For Young Adults Addicted To Opioids, New Training Approach Launched By NIDA Blending Conference
A multi-faceted treatment program for young adults addicted to opioid drugs was unveiled at the National Institute on Drug Abuse’s (NIDA) Blending Conference in Albuquerque, N.M. This eighth meeting in the series briought together researchers and clinicians so their latest findings could be immediately applied to the needs of patients and their families dealing with addictive disorders. NIDA is a component of the National Institutes of Health.
The new treatment product, Buprenorphine Treatment for Young Adults, was based on research by NIDA’s Clinical Trials Network in partnership with the Substance Abuse and Mental Health Services Administration (SAMHSA). It showed that young adults given longer term treatment with the medication buprenorphine were less likely to use drugs and more likely to stay in treatment, compared to those who received short term detoxification without follow-up medication. Buprenorphine helps relieve drug cravings.
“Buprenorphine had been proven effective with adults, but until recently, evidence was lacking that its anti-addiction properties would work in this important group of younger patients,” said NIDA Director Dr. Nora Volkow. “The new product includes a three-hour training package that examines opioid use among young adults and looks at research results showing the effectiveness of buprenorphine for this age group.”
The training program is in a suite of buprenorphine products developed by the Blending Initiative. Among them: training for addiction professionals about laws governing the office-based use of the treatment; a discussion of how to select appropriate patients; and an explanation of how buprenorphine works. Yet another product outlines the results of a NIDA clinical trial comparing short-term detoxification with buprenorphine versus clonidine, another addiction treatment.
This spring’s conference was titled “Blending Addiction Science and Practice: Evidence-Based Treatment and Prevention in Diverse Populations and Settings.” In addition to the new buprenorphine products, the topics ranged from controlling heroin and opioid addiction in young adults to understanding genetic changes in the brain that underlie addiction.
“Rapid advances in our understanding of the mechanisms behind addiction have expanded our treatment horizon dramatically in recent years,” said Dr. Volkow. “The value of the Blending Conference is that it provides an opportunity to translate basic research knowledge into everyday clinical practice.”
The Albuquerque conference is the biggest Blending meeting to date, with more than 1,300 registrants. Those attending included leading addiction treatment specialists, health care providers, criminal justice professionals, researchers and policymakers.
Other sessions included:
- Developing new drug addiction treatments: Dr. Volkow highlighted the dramatic scientific advances that help explain the molecular and genetic changes that underlie addiction.

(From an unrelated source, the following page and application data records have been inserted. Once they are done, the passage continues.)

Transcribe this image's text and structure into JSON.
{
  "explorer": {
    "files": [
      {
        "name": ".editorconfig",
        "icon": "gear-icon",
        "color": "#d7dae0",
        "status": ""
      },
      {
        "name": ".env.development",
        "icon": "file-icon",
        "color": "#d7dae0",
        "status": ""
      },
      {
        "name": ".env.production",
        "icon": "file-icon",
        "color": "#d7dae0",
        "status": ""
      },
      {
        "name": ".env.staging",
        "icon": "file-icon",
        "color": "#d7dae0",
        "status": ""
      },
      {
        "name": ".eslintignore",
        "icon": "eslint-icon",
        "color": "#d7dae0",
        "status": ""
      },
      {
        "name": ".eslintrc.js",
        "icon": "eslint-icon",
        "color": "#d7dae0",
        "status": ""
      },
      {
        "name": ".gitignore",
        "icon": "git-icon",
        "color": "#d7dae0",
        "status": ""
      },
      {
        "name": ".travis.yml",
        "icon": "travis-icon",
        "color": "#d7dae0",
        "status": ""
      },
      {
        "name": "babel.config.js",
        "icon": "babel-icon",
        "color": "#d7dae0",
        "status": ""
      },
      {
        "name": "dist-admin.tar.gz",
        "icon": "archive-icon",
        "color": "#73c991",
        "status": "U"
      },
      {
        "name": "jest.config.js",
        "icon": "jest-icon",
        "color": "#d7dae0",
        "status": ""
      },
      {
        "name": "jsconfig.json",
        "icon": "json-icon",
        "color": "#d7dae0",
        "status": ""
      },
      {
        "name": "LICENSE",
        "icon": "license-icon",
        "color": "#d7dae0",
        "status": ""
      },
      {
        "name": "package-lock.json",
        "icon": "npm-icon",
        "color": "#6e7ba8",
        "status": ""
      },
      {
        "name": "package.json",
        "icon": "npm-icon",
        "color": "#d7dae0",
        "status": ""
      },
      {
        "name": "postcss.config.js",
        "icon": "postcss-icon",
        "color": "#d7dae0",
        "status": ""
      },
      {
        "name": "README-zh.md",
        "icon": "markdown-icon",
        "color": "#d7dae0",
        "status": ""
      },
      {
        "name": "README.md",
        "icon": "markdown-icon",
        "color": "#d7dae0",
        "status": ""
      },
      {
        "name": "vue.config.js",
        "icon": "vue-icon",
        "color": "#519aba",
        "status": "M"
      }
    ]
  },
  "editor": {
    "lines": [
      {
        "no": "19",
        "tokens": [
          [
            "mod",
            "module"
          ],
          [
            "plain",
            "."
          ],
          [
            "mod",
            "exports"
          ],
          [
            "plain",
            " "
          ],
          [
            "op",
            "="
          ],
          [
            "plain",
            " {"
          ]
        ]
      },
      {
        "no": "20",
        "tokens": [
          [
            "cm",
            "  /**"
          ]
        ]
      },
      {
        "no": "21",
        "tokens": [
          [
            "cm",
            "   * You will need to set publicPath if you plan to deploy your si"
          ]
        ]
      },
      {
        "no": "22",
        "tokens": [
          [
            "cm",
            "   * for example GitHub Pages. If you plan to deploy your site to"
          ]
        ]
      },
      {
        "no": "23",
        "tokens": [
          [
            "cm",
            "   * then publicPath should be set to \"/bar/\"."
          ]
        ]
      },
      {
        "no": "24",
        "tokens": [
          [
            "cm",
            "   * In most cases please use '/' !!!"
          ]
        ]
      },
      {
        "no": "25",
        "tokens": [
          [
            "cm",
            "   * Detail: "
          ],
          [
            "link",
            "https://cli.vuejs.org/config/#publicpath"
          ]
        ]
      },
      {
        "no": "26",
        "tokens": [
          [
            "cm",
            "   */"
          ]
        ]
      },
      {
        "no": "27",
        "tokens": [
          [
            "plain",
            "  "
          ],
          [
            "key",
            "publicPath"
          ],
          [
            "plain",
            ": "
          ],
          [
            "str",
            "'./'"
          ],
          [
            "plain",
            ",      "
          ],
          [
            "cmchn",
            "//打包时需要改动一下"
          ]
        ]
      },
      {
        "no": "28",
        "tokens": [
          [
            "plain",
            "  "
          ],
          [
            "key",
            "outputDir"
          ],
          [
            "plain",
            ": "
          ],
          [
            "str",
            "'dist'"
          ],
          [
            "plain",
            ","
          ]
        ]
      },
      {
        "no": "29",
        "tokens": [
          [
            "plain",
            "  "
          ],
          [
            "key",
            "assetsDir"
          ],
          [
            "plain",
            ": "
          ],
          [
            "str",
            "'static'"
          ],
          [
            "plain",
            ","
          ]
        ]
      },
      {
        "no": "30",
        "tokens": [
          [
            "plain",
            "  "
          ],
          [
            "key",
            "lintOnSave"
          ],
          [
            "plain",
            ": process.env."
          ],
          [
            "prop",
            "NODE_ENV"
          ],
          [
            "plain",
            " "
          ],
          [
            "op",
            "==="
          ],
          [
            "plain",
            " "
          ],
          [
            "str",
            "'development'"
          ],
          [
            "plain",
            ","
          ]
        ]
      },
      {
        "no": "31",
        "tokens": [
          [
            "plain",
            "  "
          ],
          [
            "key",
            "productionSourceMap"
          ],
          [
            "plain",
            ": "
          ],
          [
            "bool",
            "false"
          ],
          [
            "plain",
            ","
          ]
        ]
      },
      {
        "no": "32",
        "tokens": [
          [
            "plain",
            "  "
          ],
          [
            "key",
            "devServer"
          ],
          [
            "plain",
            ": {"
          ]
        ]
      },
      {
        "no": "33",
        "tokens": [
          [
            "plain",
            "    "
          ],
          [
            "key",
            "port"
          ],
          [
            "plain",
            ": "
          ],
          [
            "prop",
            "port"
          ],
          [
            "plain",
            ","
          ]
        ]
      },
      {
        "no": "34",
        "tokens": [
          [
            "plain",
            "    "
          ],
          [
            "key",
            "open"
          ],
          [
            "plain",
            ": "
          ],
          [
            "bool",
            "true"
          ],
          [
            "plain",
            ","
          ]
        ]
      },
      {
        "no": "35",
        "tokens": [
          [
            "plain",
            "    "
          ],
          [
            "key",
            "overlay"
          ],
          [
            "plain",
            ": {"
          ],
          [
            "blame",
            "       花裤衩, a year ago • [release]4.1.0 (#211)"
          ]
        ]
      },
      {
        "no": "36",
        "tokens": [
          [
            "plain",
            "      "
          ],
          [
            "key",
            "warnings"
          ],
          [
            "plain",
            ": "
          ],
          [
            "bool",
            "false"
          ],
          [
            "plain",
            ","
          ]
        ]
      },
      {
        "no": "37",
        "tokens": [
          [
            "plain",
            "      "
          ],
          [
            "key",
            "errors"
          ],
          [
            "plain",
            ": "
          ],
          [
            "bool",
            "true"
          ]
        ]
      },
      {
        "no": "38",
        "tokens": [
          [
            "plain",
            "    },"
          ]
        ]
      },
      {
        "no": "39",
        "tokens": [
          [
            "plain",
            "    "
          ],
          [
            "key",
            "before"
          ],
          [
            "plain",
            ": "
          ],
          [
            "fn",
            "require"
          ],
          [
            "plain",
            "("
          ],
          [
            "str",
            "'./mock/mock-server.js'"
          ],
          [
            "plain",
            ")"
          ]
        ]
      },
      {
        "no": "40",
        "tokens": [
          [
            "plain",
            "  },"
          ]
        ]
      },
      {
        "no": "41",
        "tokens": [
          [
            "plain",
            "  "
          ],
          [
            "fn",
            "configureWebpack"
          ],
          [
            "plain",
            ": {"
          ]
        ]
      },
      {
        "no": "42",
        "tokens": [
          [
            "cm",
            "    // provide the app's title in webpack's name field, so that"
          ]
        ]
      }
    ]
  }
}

- Vaccines for treating nicotine and cocaine addiction: Could the immune system be exploited to help smokers quit or cocaine users from relapsing? The idea is that by evoking an immune/antibody response to nicotine, we could keep it out of the brain, blocking its rewarding effects and promoting abstinence. A similar approach is being used with cocaine. Clinical trials are underway.
- A special track addressing American Indian and Alaskan Natives: These populations have long endured historical trauma and discrimination that have contributed to negative health outcomes, including substance abuse and HIV infection. Presenters will discuss how a culturally appropriate treatment framework based on input from the Native American community can respond to these complex health issues.
- Veterans with post traumatic stress disorder (PTSD): In the aftermath of combat stress, soldiers can develop mental health and substance abuse problems which can spill over into the family environment with destructive consequences. Addiction scientists will discuss the complex effects of combat-related PTSD on veterans, reservists and their families.
NIDA Press Office
NIH/National Institute on Drug Abuse